- WORK ITEM
Copy out the entries that come next, exactly.

------------------------------------

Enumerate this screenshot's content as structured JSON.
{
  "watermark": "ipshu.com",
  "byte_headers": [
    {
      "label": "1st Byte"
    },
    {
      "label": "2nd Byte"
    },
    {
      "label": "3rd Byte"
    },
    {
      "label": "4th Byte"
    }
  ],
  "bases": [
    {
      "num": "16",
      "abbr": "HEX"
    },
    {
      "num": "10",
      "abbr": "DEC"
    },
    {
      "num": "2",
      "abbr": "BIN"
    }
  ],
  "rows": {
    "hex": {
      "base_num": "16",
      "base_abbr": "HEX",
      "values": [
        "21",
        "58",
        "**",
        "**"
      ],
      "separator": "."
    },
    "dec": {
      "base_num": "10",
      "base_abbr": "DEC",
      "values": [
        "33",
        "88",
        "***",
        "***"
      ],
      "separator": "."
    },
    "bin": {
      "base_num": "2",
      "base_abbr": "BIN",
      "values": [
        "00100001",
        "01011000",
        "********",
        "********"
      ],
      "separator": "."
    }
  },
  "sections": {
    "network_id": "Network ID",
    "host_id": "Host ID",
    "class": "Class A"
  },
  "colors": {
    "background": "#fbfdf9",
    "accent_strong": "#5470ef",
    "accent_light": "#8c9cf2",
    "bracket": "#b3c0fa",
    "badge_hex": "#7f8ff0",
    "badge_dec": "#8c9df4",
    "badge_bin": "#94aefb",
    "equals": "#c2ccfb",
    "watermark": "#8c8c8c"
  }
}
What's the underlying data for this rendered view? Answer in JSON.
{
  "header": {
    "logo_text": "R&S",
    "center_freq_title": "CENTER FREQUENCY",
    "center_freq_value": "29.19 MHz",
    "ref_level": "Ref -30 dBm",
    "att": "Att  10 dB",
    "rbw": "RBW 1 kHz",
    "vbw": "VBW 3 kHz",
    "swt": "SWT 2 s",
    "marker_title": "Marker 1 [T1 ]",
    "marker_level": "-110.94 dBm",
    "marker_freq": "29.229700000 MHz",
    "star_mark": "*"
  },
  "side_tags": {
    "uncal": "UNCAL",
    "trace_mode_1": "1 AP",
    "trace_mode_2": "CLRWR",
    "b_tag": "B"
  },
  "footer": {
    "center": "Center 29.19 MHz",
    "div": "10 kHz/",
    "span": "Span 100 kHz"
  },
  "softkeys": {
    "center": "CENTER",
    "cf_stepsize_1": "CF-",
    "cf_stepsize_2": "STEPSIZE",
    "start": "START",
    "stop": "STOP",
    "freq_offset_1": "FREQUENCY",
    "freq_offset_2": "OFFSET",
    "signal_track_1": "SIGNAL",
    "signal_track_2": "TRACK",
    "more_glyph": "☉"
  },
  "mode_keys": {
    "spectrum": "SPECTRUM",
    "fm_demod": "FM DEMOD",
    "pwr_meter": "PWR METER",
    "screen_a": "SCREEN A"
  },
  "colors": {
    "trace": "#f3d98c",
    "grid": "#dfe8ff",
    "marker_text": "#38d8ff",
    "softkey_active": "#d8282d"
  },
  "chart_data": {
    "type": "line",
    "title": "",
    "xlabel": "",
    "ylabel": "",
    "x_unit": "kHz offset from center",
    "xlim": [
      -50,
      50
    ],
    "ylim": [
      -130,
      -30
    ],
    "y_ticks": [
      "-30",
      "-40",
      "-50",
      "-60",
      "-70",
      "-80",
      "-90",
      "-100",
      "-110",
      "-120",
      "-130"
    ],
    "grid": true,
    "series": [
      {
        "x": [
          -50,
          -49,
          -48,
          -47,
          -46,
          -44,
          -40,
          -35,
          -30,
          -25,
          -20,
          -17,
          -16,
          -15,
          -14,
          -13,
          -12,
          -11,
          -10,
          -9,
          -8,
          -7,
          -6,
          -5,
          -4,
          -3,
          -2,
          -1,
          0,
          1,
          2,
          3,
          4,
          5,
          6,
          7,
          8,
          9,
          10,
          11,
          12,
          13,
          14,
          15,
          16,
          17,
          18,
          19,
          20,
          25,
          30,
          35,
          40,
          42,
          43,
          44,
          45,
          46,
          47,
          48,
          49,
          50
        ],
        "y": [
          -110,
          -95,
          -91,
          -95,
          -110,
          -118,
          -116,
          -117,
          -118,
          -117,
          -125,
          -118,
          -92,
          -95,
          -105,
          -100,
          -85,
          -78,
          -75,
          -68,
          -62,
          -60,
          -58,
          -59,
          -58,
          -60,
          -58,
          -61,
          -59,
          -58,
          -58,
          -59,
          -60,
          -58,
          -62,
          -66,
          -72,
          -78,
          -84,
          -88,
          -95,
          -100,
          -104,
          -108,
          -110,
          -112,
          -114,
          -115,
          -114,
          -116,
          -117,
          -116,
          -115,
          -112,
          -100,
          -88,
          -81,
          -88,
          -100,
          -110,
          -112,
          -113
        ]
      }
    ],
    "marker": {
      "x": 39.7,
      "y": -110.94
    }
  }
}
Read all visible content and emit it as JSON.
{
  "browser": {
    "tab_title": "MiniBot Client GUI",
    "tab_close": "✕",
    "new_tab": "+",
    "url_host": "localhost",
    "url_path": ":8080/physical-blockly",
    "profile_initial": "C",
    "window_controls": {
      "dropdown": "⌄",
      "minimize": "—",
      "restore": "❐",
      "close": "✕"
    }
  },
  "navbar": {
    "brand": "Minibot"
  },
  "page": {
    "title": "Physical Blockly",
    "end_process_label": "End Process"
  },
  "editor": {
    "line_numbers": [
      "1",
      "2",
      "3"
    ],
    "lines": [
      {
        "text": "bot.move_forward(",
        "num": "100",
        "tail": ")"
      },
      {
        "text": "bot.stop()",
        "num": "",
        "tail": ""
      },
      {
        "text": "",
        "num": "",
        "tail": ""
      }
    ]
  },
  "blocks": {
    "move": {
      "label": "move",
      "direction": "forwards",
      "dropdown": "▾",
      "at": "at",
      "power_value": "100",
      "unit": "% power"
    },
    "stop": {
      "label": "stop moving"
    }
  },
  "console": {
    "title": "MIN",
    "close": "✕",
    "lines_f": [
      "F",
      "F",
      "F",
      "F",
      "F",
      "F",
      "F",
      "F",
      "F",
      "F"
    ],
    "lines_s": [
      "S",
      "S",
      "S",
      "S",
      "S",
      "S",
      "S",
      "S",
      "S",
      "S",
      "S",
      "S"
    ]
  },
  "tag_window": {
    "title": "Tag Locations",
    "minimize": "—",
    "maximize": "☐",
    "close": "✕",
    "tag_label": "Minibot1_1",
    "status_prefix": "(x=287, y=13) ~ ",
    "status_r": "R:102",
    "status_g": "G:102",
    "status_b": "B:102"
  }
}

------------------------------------

- TASK RESULT
Enumerate this screenshot's content as structured JSON.
{
  "watermark": "ipshu.com",
  "byte_headers": [
    {
      "label": "1st Byte"
    },
    {
      "label": "2nd Byte"
    },
    {
      "label": "3rd Byte"
    },
    {
      "label": "4th Byte"
    }
  ],
  "bases": [
    {
      "num": "16",
      "abbr": "HEX"
    },
    {
      "num": "10",
      "abbr": "DEC"
    },
    {
      "num": "2",
      "abbr": "BIN"
    }
  ],
  "rows": {
    "hex": {
      "base_num": "16",
      "base_abbr": "HEX",
      "values": [
        "21",
        "58",
        "**",
        "**"
      ],
      "separator": "."
    },
    "dec": {
      "base_num": "10",
      "base_abbr": "DEC",
      "values": [
        "33",
        "88",
        "***",
        "***"
      ],
      "separator": "."
    },
    "bin": {
      "base_num": "2",
      "base_abbr": "BIN",
      "values": [
        "00100001",
        "01011000",
        "********",
        "********"
      ],
      "separator": "."
    }
  },
  "sections": {
    "network_id": "Network ID",
    "host_id": "Host ID",
    "class": "Class A"
  },
  "colors": {
    "background": "#fbfdf9",
    "accent_strong": "#5470ef",
    "accent_light": "#8c9cf2",
    "bracket": "#b3c0fa",
    "badge_hex": "#7f8ff0",
    "badge_dec": "#8c9df4",
    "badge_bin": "#94aefb",
    "equals": "#c2ccfb",
    "watermark": "#8c8c8c"
  }
}
What's the underlying data for this rendered view? Answer in JSON.
{
  "header": {
    "logo_text": "R&S",
    "center_freq_title": "CENTER FREQUENCY",
    "center_freq_value": "29.19 MHz",
    "ref_level": "Ref -30 dBm",
    "att": "Att  10 dB",
    "rbw": "RBW 1 kHz",
    "vbw": "VBW 3 kHz",
    "swt": "SWT 2 s",
    "marker_title": "Marker 1 [T1 ]",
    "marker_level": "-110.94 dBm",
    "marker_freq": "29.229700000 MHz",
    "star_mark": "*"
  },
  "side_tags": {
    "uncal": "UNCAL",
    "trace_mode_1": "1 AP",
    "trace_mode_2": "CLRWR",
    "b_tag": "B"
  },
  "footer": {
    "center": "Center 29.19 MHz",
    "div": "10 kHz/",
    "span": "Span 100 kHz"
  },
  "softkeys": {
    "center": "CENTER",
    "cf_stepsize_1": "CF-",
    "cf_stepsize_2": "STEPSIZE",
    "start": "START",
    "stop": "STOP",
    "freq_offset_1": "FREQUENCY",
    "freq_offset_2": "OFFSET",
    "signal_track_1": "SIGNAL",
    "signal_track_2": "TRACK",
    "more_glyph": "☉"
  },
  "mode_keys": {
    "spectrum": "SPECTRUM",
    "fm_demod": "FM DEMOD",
    "pwr_meter": "PWR METER",
    "screen_a": "SCREEN A"
  },
  "colors": {
    "trace": "#f3d98c",
    "grid": "#dfe8ff",
    "marker_text": "#38d8ff",
    "softkey_active": "#d8282d"
  },
  "chart_data": {
    "type": "line",
    "title": "",
    "xlabel": "",
    "ylabel": "",
    "x_unit": "kHz offset from center",
    "xlim": [
      -50,
      50
    ],
    "ylim": [
      -130,
      -30
    ],
    "y_ticks": [
      "-30",
      "-40",
      "-50",
      "-60",
      "-70",
      "-80",
      "-90",
      "-100",
      "-110",
      "-120",
      "-130"
    ],
    "grid": true,
    "series": [
      {
        "x": [
          -50,
          -49,
          -48,
          -47,
          -46,
          -44,
          -40,
          -35,
          -30,
          -25,
          -20,
          -17,
          -16,
          -15,
          -14,
          -13,
          -12,
          -11,
          -10,
          -9,
          -8,
          -7,
          -6,
          -5,
          -4,
          -3,
          -2,
          -1,
          0,
          1,
          2,
          3,
          4,
          5,
          6,
          7,
          8,
          9,
          10,
          11,
          12,
          13,
          14,
          15,
          16,
          17,
          18,
          19,
          20,
          25,
          30,
          35,
          40,
          42,
          43,
          44,
          45,
          46,
          47,
          48,
          49,
          50
        ],
        "y": [
          -110,
          -95,
          -91,
          -95,
          -110,
          -118,
          -116,
          -117,
          -118,
          -117,
          -125,
          -118,
          -92,
          -95,
          -105,
          -100,
          -85,
          -78,
          -75,
          -68,
          -62,
          -60,
          -58,
          -59,
          -58,
          -60,
          -58,
          -61,
          -59,
          -58,
          -58,
          -59,
          -60,
          -58,
          -62,
          -66,
          -72,
          -78,
          -84,
          -88,
          -95,
          -100,
          -104,
          -108,
          -110,
          -112,
          -114,
          -115,
          -114,
          -116,
          -117,
          -116,
          -115,
          -112,
          -100,
          -88,
          -81,
          -88,
          -100,
          -110,
          -112,
          -113
        ]
      }
    ],
    "marker": {
      "x": 39.7,
      "y": -110.94
    }
  }
}
Read all visible content and emit it as JSON.
{
  "browser": {
    "tab_title": "MiniBot Client GUI",
    "tab_close": "✕",
    "new_tab": "+",
    "url_host": "localhost",
    "url_path": ":8080/physical-blockly",
    "profile_initial": "C",
    "window_controls": {
      "dropdown": "⌄",
      "minimize": "—",
      "restore": "❐",
      "close": "✕"
    }
  },
  "navbar": {
    "brand": "Minibot"
  },
  "page": {
    "title": "Physical Blockly",
    "end_process_label": "End Process"
  },
  "editor": {
    "line_numbers": [
      "1",
      "2",
      "3"
    ],
    "lines": [
      {
        "text": "bot.move_forward(",
        "num": "100",
        "tail": ")"
      },
      {
        "text": "bot.stop()",
        "num": "",
        "tail": ""
      },
      {
        "text": "",
        "num": "",
        "tail": ""
      }
    ]
  },
  "blocks": {
    "move": {
      "label": "move",
      "direction": "forwards",
      "dropdown": "▾",
      "at": "at",
      "power_value": "100",
      "unit": "% power"
    },
    "stop": {
      "label": "stop moving"
    }
  },
  "console": {
    "title": "MIN",
    "close": "✕",
    "lines_f": [
      "F",
      "F",
      "F",
      "F",
      "F",
      "F",
      "F",
      "F",
      "F",
      "F"
    ],
    "lines_s": [
      "S",
      "S",
      "S",
      "S",
      "S",
      "S",
      "S",
      "S",
      "S",
      "S",
      "S",
      "S"
    ]
  },
  "tag_window": {
    "title": "Tag Locations",
    "minimize": "—",
    "maximize": "☐",
    "close": "✕",
    "tag_label": "Minibot1_1",
    "status_prefix": "(x=287, y=13) ~ ",
    "status_r": "R:102",
    "status_g": "G:102",
    "status_b": "B:102"
  }
}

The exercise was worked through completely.